With more marketing emails being sent than ever before, it’s essential that yours stand out from the crowd. There are effective ways to make recipients more likely to open and read your emails. For example, a recent report from Adestra demonstrated that using the words “thank you” in the subject line increases the likelihood of that email being opened.

The report pooled results from over 3 billion emails, which made up 125,000 global campaigns across four industries (conferences/events, retail/B2C, media/publishing and B2B). The 300 most popular words from the email subject lines were recorded, as well as the most popular characters and two-word phrases, and the researchers compared how each performed compared to the others.

As noted by the report, the results of the study provide only a “broad interpretation of the causal effects of individual words”. That means that the conclusion of the study will not necessarily apply to all brands.

Recipients like to be thanked

As a general rule, emails including the words “thank you” in their subject line were found to have the highest engagement levels, over 62% on average. This high value is partly a result of automated emails sent out following online purchases, such as email receipts sent by brands to customers.

Multiple topics grab attention

Another rule that became apparent was that email subject lines including multiple topics had a higher-than-average engagement rate, at around 47%. An example of a multi-topic subject line would be “End of summer sale | Win a holiday | Connect on social media”

Urgency stimulates action

Timeliness also works particularly well in email subject lines. The study showed that words such as “bulletin”, “breaking”, and “order today” all boosted engagement rates.

 

Email Marketing Subject Lines - Best-Performing Words

 

On the other end of the spectrum, mundane words that make reading the email feel like hard work have the opposite effect on engagement rates.

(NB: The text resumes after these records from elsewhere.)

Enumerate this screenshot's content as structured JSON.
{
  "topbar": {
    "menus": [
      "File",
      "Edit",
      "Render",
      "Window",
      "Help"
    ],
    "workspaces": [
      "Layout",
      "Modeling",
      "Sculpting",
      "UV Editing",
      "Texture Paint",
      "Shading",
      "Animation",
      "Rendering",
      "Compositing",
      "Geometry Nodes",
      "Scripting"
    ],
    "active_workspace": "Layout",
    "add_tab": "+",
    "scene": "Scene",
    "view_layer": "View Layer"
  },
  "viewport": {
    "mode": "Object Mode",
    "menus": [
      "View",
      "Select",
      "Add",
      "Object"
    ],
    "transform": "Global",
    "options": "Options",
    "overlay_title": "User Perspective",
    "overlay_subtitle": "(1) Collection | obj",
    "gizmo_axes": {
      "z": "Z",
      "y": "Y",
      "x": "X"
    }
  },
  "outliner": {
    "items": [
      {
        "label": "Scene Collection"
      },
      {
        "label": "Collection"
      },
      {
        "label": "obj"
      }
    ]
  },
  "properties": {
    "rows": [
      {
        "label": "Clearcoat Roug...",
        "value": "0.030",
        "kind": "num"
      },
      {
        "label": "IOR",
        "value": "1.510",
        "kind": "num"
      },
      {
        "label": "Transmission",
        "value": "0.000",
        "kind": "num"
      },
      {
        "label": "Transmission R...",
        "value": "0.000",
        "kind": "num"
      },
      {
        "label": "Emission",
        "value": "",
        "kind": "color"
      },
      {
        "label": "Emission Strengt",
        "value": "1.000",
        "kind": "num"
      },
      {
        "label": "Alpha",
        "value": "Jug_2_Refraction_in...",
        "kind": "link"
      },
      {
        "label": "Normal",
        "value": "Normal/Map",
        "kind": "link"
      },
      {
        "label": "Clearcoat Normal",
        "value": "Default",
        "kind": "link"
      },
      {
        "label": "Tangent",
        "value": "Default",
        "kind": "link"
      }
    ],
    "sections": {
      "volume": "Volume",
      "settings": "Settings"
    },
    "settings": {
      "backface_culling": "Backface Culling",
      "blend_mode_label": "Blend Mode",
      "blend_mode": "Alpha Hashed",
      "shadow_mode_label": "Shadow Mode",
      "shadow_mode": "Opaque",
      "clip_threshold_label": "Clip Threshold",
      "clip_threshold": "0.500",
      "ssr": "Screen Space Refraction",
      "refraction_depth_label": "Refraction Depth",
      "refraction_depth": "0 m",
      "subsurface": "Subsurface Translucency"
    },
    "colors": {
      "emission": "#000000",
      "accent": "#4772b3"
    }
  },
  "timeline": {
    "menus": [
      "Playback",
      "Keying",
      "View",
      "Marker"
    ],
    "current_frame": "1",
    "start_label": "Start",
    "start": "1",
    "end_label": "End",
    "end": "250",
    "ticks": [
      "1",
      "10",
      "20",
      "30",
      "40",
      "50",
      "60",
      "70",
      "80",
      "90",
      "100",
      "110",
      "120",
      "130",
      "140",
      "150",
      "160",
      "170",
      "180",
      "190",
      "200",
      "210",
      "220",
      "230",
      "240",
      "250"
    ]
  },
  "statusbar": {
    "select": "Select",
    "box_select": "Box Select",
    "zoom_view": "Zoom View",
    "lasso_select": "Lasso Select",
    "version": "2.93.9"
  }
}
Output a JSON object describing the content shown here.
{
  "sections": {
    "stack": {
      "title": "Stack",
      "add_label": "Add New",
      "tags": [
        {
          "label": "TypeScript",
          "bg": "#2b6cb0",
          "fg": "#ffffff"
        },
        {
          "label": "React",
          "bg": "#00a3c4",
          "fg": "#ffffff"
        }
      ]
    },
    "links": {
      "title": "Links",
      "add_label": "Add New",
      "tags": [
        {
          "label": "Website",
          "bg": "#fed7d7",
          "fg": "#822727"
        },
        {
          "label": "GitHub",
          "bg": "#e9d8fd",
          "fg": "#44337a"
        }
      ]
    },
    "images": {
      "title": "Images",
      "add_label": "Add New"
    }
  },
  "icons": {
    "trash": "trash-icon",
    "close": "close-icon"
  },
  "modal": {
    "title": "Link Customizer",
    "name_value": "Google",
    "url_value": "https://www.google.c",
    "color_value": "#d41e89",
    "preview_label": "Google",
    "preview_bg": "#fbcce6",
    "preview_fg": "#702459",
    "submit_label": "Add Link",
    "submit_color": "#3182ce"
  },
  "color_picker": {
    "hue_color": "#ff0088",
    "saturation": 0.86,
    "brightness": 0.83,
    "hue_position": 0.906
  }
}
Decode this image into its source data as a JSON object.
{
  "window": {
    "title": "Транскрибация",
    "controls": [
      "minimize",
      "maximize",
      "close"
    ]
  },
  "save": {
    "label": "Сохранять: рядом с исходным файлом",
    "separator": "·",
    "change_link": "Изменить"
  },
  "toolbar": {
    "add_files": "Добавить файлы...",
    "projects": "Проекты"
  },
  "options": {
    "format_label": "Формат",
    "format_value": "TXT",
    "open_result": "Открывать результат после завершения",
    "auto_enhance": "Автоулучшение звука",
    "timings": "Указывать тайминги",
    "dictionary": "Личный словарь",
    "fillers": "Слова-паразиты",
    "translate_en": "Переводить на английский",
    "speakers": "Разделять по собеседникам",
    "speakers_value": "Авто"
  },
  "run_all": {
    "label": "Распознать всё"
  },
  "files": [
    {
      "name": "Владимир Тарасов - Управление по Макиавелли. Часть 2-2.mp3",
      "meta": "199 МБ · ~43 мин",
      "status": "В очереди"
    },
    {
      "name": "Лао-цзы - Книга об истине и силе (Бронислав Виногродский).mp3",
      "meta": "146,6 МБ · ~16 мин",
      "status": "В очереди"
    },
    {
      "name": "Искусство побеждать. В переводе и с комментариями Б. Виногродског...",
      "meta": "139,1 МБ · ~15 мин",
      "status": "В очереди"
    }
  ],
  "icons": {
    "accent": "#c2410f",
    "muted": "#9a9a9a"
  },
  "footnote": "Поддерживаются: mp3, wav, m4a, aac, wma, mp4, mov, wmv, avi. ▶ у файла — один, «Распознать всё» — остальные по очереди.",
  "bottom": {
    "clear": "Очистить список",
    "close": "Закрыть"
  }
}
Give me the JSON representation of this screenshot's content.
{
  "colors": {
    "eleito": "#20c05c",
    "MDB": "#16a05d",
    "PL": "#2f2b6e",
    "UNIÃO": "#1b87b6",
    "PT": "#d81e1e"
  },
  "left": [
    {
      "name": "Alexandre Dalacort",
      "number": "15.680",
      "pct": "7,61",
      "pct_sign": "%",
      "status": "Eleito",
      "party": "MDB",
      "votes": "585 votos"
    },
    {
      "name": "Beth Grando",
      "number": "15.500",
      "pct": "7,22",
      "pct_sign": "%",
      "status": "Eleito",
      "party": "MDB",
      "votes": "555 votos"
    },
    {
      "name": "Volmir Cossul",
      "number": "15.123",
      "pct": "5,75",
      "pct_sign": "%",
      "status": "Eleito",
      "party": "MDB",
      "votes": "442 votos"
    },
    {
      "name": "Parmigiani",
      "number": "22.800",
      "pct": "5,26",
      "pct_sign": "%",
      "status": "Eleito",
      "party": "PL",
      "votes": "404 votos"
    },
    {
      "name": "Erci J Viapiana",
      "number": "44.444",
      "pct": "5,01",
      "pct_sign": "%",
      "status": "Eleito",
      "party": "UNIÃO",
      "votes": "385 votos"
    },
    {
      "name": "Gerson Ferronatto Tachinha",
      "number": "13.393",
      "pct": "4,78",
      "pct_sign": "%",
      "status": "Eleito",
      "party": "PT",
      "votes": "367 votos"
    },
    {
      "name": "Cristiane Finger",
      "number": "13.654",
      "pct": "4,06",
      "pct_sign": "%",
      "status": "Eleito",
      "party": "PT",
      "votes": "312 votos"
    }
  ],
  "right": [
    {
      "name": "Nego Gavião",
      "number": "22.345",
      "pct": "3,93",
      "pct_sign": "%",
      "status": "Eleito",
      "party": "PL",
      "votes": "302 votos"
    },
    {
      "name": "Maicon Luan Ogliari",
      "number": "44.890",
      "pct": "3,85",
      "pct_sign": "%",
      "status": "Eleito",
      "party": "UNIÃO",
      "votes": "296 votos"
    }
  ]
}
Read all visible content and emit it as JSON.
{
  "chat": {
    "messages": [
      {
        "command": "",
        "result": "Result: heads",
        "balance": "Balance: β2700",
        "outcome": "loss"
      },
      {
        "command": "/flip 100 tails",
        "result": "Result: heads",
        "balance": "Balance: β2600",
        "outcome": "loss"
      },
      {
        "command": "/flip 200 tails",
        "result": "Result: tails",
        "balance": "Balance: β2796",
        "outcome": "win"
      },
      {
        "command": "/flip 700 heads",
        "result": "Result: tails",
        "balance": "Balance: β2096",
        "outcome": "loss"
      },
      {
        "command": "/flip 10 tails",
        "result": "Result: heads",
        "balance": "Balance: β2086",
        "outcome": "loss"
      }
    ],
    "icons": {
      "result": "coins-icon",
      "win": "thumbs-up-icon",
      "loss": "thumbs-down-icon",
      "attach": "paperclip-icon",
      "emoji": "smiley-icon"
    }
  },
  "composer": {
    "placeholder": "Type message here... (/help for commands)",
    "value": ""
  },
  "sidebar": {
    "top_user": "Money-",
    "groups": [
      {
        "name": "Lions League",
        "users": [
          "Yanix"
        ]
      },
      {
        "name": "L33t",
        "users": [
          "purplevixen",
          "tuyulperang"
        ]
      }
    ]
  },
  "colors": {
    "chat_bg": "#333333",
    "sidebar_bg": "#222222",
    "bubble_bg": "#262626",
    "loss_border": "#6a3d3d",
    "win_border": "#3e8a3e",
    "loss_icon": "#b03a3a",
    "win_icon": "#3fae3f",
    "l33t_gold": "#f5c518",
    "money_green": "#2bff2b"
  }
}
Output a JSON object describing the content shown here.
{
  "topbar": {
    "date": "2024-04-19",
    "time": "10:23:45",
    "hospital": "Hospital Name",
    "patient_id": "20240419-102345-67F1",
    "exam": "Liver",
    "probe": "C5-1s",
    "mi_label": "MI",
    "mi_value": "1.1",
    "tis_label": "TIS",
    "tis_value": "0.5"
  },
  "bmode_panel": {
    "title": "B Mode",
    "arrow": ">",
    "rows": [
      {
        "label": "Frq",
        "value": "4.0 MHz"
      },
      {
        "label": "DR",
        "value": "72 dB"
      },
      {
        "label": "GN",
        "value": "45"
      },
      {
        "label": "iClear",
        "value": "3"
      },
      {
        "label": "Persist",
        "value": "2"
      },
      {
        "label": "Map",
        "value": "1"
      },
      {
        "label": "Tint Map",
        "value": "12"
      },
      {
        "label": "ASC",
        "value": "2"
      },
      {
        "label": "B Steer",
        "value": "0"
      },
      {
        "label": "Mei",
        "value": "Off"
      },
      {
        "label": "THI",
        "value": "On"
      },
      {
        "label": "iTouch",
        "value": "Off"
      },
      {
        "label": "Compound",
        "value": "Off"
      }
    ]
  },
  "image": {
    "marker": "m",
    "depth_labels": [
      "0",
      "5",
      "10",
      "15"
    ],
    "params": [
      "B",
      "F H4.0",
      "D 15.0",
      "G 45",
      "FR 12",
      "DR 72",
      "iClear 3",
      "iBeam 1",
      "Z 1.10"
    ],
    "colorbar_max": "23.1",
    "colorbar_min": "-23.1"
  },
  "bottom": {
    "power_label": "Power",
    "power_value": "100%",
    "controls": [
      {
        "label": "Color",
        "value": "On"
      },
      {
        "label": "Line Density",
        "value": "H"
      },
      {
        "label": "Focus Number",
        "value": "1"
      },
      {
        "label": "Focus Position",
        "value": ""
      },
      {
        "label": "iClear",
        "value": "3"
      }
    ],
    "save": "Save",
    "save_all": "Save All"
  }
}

The study found that the most poorly performing words included “journal”, “forecast”, “training”, “whitepaper” and “learn”.

 

Email Marketing Subject Lines - Worst Performing Words

 

You can read the full report here for more detailed results by category, and the specific engagement metrics (CTR, open rate, unsubscribe rate etc.) of individual words.